Years ago, a friend phoned to tell me of his spiritual experience. I wrote him the following letter. I’ve removed identifying details, made it more general, and this could be considered an open letter to any friend who seeks spiritual experiences.
I wanted to write and thank you for calling me. As you could probably tell from our conversation, I have concerns about what you have experienced. I want you to know, however, that I am thankful for your desire to know God more fully and serve Him.
As I told you, I do not doubt the truth of your experience, but we must test the spirits whether they are of God. Satan can appear as an angel of light, so the fact that you had wonderful feelings does not prove this is of God. God’s Spirit even brings “negative” feelings, when He is dealing with things that need be corrected in our life. Satan, on the other hand, is an expert at making people feel good about things that are not good at all.
In testing the spirits, the only truly reliable test is Scripture. In light of that, there are several things you should consider:
- Does the Scripture describe other people having the experience you had? In some cases it may be that those who were possessed by evil spirits would have had their bodies respond in this way, but there is nothing like this which is attributed to the Holy Spirit.
- Ephesians 4:8-12 teaches that the gifts of the Spirit are for the purpose of helping others in the body of Christ.

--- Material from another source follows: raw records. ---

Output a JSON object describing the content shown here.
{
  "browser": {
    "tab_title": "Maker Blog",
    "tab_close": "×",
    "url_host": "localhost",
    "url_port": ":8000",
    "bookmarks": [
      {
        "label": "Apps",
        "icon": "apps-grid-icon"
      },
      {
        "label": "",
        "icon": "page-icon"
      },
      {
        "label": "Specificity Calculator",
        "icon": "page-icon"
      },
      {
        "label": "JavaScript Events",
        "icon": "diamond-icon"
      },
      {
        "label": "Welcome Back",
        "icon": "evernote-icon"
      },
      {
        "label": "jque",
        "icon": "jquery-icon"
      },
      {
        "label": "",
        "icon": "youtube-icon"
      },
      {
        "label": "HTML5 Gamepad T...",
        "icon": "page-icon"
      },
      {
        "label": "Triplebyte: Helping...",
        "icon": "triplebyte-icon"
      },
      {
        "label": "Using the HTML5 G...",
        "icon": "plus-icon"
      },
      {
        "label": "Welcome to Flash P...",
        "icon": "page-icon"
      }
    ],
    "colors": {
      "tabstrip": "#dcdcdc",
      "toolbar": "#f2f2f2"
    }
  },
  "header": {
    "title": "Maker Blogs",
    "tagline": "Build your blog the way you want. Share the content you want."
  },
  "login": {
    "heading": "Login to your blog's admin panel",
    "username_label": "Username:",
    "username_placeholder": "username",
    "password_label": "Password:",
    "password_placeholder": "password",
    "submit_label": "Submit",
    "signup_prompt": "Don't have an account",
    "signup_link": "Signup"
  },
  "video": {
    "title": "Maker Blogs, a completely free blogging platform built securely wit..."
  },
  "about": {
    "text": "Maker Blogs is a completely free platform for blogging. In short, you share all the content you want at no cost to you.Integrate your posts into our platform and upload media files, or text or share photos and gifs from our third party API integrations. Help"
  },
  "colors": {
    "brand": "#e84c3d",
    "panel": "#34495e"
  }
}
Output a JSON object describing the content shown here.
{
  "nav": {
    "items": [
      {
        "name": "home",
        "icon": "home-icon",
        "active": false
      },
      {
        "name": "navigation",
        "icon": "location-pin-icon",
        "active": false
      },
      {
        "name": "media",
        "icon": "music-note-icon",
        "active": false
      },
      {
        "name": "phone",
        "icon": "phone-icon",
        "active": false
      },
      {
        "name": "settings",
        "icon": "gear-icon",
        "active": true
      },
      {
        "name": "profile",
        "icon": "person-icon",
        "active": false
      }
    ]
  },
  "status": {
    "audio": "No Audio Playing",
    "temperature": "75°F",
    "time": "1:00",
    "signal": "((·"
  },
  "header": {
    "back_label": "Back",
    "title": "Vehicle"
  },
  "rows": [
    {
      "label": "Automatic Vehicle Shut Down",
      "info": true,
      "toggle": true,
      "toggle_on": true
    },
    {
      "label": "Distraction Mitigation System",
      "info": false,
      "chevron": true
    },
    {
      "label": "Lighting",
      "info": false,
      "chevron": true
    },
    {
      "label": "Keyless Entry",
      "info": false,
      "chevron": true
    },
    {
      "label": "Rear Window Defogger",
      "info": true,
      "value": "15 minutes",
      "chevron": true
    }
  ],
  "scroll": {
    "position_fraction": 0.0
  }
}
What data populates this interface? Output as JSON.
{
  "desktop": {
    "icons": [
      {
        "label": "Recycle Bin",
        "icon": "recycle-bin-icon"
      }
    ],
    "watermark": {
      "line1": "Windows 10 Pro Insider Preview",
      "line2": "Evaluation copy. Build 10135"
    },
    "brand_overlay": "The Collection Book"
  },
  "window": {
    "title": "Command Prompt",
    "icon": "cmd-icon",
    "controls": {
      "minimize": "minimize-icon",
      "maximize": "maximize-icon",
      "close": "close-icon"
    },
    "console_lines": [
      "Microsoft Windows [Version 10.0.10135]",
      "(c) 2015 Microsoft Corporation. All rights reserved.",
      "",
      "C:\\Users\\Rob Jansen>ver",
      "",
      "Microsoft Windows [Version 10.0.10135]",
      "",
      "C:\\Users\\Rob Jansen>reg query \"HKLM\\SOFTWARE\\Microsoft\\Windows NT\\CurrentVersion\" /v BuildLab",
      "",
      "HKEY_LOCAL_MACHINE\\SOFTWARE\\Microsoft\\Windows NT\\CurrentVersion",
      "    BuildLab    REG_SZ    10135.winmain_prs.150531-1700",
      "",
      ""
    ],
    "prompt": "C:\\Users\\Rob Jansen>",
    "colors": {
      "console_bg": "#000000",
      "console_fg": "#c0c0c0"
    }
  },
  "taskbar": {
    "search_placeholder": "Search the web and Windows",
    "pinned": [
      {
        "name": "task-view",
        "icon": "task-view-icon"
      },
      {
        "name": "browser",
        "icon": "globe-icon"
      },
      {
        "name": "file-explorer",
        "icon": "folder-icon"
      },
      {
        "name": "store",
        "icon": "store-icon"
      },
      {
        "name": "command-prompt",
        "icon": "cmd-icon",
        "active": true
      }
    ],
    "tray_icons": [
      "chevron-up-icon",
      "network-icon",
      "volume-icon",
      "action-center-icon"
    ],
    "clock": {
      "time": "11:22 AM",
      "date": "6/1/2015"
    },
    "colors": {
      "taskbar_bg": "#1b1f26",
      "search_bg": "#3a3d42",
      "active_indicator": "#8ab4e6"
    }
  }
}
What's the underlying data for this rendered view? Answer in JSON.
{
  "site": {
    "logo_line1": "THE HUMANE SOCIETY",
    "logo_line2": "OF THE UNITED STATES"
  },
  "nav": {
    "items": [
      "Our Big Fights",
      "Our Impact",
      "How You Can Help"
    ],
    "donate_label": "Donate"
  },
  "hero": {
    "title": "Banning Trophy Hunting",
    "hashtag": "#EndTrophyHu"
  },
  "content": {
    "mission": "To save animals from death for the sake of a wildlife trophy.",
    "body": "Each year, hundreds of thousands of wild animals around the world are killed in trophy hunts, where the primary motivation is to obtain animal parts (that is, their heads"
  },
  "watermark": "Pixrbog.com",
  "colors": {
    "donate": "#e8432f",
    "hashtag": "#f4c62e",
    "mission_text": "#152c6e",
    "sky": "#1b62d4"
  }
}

I do not understand how uncontrolled laughing, having your legs moving as if you were bicycling up a hill, or rolling on the floor brings edification to others. How does this help others to obey or love the Lord more? I’m not trying to be rude, I just don’t see this at all.
- I Corinthians 14:23 teaches that the Biblical use of spiritual gifts will not result in activity which would appear insane to an unbeliever if he comes in.
- I Corinthians 14:40 says all things are to be done decently and in order. The exact definition of “decently and in order” is not given, but it seems very difficult to see the experience you described as orderly.
There is one other thing I would like you to consider. You prayed for a spiritual experience. God does not tell us to seek experiences, so this prayer was not truly in the name of Jesus. You can’t pray something in His name which He hasn’t told you to pray — that becomes your own prayer in your own name. God tells us, instead of seeking experiences, to love, trust, and obey Him.
If we seek an experience which God does not tell us to seek, Satan will be happy to provide one. The experience itself may not damage us. However, by simply convincing us that the experience is good, he turns our focus away from trusting, loving, obeying, and serving, to seeking a repeat of the experience, and new experiences. We can become experience-addicted, ever pursuing new and more exciting experiences. A spiritual experience can be a good thing, but to seek spiritual experiences is very dangerous.
I have grown to love you as a Christian brother, and I pray you will grow strong in truth. I do not want to discourage you, but to warn you from a path of self-focused experience seeking, and to urge you to carefully examine whether all that seems to be of God really is. I pray your focus will be to know and glorify God through loving obedience and service.